In my late teens, I found myself in a situation when everyone was a part of some social group and I was completely outside of any. Thus, I changed my approach from reacting to acting. And, this can help you too!
Do you find yourself taking the reacting position? You may not have been into having a social life back then; but, you probably are now! You need to take the initiative to have a social life. You need to be the one that pushes ahead with relationships and contribute something to them. Don’t forget though that building relationships takes the two of you but you need to approach the situation consciously.
You must be proactive to build up your social circle. How do you do this?

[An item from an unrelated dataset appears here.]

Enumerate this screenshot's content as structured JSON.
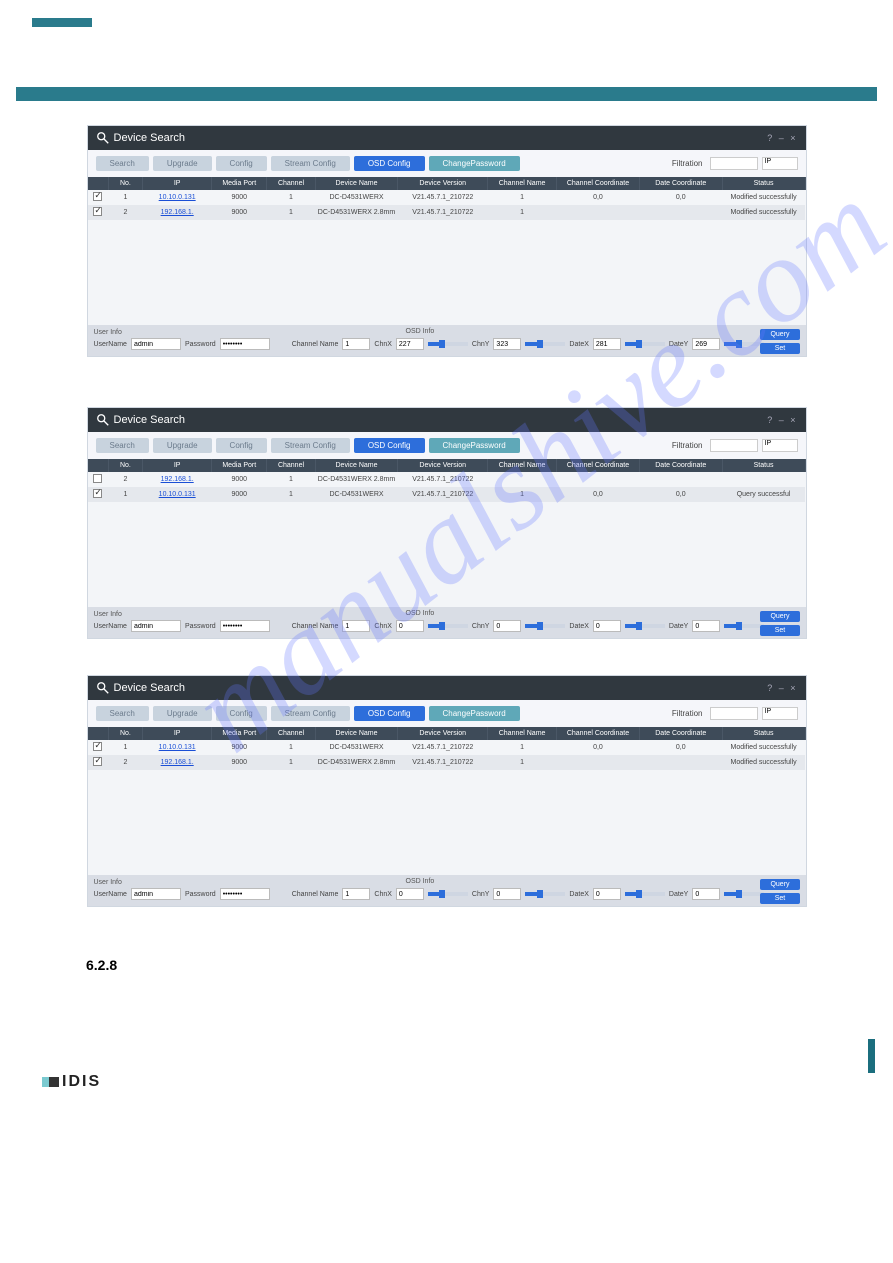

1 – Should you call him/her? Do it!
2 – If there’s something kind of event going on in your town, invite them to go with you.
3 – If you see them in town, consider making small talk.
4 – If you see a schoolmate, walk up to him/her.
5 – If there’s a friend’s birthday, wish him/her a Happy Birthday. If invited to their party, go!
6 – Go to your high school/college reunions regularly.
7 – If your friend has a hobby that you’d like to take up, consider asking him/her. Be interested in their hobby and you’ll have loads to talk about.
Bear in mind that building relationships is hit and miss; it’s not possible to read a person’s mind. If you don’t succeed right off, don’t become discouraged. You’ll need to try a variety of approaches to find what works for you – it’s all trial and error. You may need to repeat several steps to get the results you want. Just remember to work consistently at building friendships and you’ll have a social circle before you know it!
August 12th, 2012